Here are some of the topics this blog will touch on, all of them interrelated.  I’ll add links to the topics below as I publish posts on each particular subject:

  • How current approaches to self-organization add to our understanding of evolution, challenging the old reductionist “modern synthesis” developed in the early 20th century.
  • How Chinese traditions of the Tao and Neo-Confucianism can help illuminate modern theories of self-organization and evolution (this is where we’ll come across the “li” in the title of this blog)
  • How Buddhist approaches to consciousness can help us transcend the pfc’s metaphor of the self.
  • How neuroscience sheds light on the power of meditation to help us towards a democracy of consciousness.
  • How “animate intelligence” contrasts with our more conventional understanding of “conceptual” intelligence.
  • How we can reharmonize our own animate and conceptual consciousness, and in doing so, play our part in re-balancing the human impact on the environment.
  • How all these findings can lead to a new set of global values for the 21st century.

Enjoy the journey!  And please share your comments whenever you feel you have something to say.

[1] Quoted by Orians, G. H. (2008). “Nature & human nature.” Dædalus(Spring 2008), 39-48.

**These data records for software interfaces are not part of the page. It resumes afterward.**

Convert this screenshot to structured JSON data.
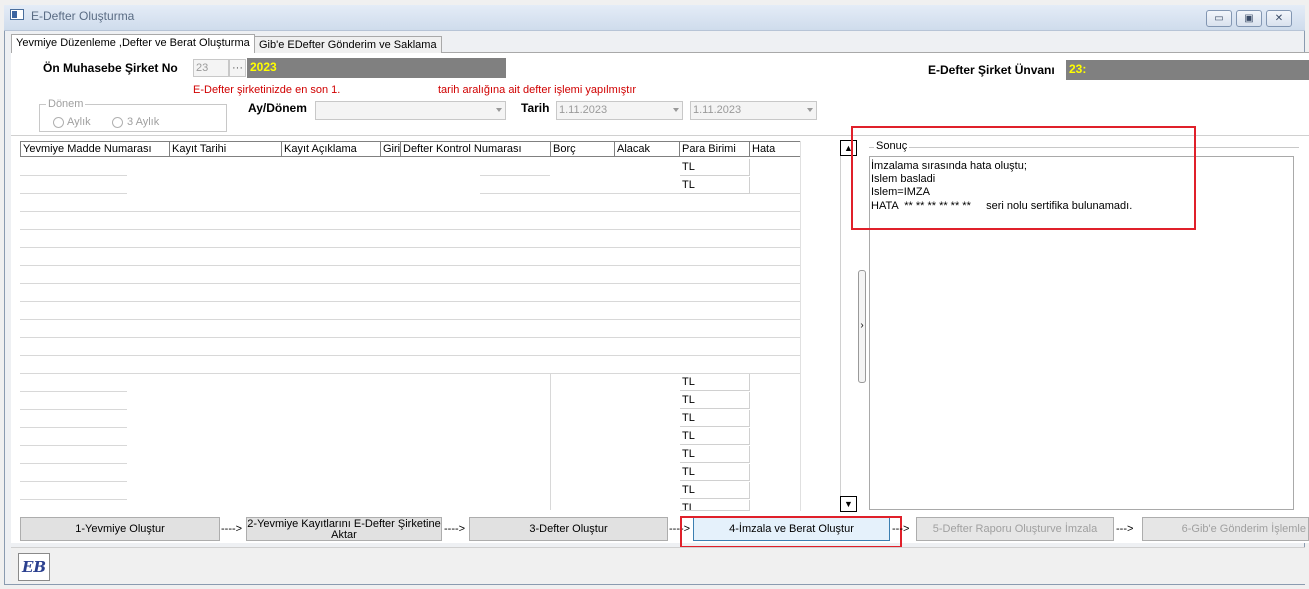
{
  "window": {
    "title": "E-Defter Oluşturma",
    "minimize": "▭",
    "maximize": "▣",
    "close": "✕"
  },
  "tabs": [
    {
      "label": "Yevmiye Düzenleme ,Defter ve Berat Oluşturma"
    },
    {
      "label": "Gib'e EDefter Gönderim ve Saklama"
    }
  ],
  "form": {
    "company_label": "Ön Muhasebe Şirket No",
    "company_no": "23",
    "browse": "···",
    "company_year": "2023",
    "edefter_company_label": "E-Defter Şirket Ünvanı",
    "edefter_company_value": "23:",
    "notice_left": "E-Defter şirketinizde en son 1.",
    "notice_right": "tarih aralığına ait defter işlemi yapılmıştır",
    "period_group": "Dönem",
    "period_monthly": "Aylık",
    "period_quarterly": "3 Aylık",
    "month_period_label": "Ay/Dönem",
    "month_period_value": "",
    "date_label": "Tarih",
    "date_from": "1.11.2023",
    "date_to": "1.11.2023"
  },
  "grid": {
    "columns": [
      "Yevmiye Madde Numarası",
      "Kayıt Tarihi",
      "Kayıt Açıklama",
      "Giri",
      "Defter Kontrol Numarası",
      "Borç",
      "Alacak",
      "Para Birimi",
      "Hata"
    ],
    "currency_top": [
      "TL",
      "TL"
    ],
    "currency_bottom": [
      "TL",
      "TL",
      "TL",
      "TL",
      "TL",
      "TL",
      "TL",
      "TL"
    ]
  },
  "result": {
    "label": "Sonuç",
    "lines": [
      "İmzalama sırasında hata oluştu;",
      "Islem basladi",
      "Islem=IMZA",
      "HATA  ** ** ** ** ** **     seri nolu sertifika bulunamadı."
    ]
  },
  "steps": {
    "s1": "1-Yevmiye Oluştur",
    "s2_line1": "2-Yevmiye Kayıtlarını E-Defter Şirketine",
    "s2_line2": "Aktar",
    "s3": "3-Defter Oluştur",
    "s4": "4-İmzala ve Berat Oluştur",
    "s5": "5-Defter Raporu Oluşturve İmzala",
    "s6": "6-Gib'e Gönderim İşlemle",
    "arrow": "---->",
    "arrow_short": "--->"
  },
  "logo": "EB",
  "scroll": {
    "up": "▲",
    "down": "▼",
    "splitter": "›"
  }
}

[2] Cited by Dawkins, R. (2006). The Selfish Gene, New York: Oxford University Press, p. xiii

[3] Mesarovic, M. D., Sreenath, S. N., and Keene, J. D. (2004). “Search for organising principles: understanding in systems biology.” Systems Biology, 1(June 2004), 19-27.